What you need to do — Only lines containing "title" belong in the answer, each copied from the entries below.

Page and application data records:
********
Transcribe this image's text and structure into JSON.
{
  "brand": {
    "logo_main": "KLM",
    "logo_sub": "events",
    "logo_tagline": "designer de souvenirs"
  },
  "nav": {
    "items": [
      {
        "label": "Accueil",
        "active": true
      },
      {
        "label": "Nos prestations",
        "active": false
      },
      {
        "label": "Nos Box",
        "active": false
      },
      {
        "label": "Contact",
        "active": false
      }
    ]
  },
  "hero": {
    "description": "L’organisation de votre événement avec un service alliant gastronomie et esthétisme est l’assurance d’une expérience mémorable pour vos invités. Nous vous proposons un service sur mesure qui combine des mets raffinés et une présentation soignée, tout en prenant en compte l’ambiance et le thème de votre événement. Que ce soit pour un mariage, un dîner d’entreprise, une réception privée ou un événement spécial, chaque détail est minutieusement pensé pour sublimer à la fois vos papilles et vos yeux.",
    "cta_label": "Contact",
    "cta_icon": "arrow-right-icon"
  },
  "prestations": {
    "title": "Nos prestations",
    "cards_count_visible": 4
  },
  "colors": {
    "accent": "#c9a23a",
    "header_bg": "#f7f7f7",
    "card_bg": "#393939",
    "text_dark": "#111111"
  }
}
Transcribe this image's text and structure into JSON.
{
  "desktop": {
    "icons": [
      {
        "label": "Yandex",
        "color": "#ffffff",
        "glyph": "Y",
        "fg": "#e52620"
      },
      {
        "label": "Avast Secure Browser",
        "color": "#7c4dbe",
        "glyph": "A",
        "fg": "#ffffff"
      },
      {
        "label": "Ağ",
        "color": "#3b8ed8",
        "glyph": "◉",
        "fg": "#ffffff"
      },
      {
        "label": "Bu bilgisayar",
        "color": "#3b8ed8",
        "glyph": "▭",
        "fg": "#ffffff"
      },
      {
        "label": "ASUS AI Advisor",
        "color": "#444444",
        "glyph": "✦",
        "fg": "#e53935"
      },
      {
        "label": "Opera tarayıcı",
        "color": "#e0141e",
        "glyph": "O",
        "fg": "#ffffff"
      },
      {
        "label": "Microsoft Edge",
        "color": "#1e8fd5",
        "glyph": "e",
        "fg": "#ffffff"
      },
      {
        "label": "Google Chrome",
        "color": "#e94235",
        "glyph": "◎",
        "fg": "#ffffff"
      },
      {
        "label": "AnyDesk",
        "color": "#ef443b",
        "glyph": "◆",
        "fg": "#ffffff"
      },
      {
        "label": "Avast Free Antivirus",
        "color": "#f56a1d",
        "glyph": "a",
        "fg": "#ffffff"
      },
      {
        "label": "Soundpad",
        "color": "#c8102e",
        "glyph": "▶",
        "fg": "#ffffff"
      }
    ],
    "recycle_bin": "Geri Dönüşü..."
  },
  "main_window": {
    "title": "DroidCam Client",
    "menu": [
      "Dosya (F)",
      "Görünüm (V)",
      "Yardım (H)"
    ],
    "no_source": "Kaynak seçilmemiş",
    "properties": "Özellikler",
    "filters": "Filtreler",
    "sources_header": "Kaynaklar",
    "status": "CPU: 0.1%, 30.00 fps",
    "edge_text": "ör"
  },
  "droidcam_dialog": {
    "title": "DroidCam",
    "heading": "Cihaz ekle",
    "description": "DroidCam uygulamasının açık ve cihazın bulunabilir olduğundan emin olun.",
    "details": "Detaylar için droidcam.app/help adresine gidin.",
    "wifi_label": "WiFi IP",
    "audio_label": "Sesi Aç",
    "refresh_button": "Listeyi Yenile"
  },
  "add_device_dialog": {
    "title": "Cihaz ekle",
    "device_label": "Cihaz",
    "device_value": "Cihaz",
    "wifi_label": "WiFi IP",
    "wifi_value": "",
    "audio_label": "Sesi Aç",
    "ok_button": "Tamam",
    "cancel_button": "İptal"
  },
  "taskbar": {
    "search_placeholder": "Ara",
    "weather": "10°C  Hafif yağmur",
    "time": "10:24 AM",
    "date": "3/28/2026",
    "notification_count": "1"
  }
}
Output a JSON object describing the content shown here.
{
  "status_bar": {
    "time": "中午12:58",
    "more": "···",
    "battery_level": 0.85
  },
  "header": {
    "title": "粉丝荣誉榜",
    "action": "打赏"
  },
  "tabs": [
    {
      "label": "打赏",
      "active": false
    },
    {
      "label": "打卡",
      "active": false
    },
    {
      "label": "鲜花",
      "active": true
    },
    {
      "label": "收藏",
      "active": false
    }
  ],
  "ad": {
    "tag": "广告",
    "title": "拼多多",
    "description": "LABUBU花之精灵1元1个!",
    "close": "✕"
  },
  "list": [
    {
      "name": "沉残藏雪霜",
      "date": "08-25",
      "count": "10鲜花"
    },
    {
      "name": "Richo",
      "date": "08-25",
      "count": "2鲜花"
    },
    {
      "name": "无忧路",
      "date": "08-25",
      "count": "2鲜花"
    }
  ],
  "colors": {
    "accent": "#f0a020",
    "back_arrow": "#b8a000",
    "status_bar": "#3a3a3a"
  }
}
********
Answer box —
    "title": "Nos prestations",
    "title": "DroidCam Client",
    "title": "DroidCam",
    "title": "Cihaz ekle",
    "title": "粉丝荣誉榜",
    "title": "拼多多",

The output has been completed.